**** DATASET EXTRACT

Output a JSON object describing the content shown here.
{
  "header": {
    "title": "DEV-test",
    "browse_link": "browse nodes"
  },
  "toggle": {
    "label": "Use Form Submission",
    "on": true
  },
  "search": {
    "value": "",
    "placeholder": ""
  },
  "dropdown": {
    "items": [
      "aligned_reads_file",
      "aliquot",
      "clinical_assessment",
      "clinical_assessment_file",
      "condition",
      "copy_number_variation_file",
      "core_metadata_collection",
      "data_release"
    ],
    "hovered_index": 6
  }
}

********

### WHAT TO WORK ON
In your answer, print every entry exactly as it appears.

### SOLVED PROBLEM
Output a JSON object describing the content shown here.
{
  "header": {
    "title": "DEV-test",
    "browse_link": "browse nodes"
  },
  "toggle": {
    "label": "Use Form Submission",
    "on": true
  },
  "search": {
    "value": "",
    "placeholder": ""
  },
  "dropdown": {
    "items": [
      "aligned_reads_file",
      "aliquot",
      "clinical_assessment",
      "clinical_assessment_file",
      "condition",
      "copy_number_variation_file",
      "core_metadata_collection",
      "data_release"
    ],
    "hovered_index": 6
  }
}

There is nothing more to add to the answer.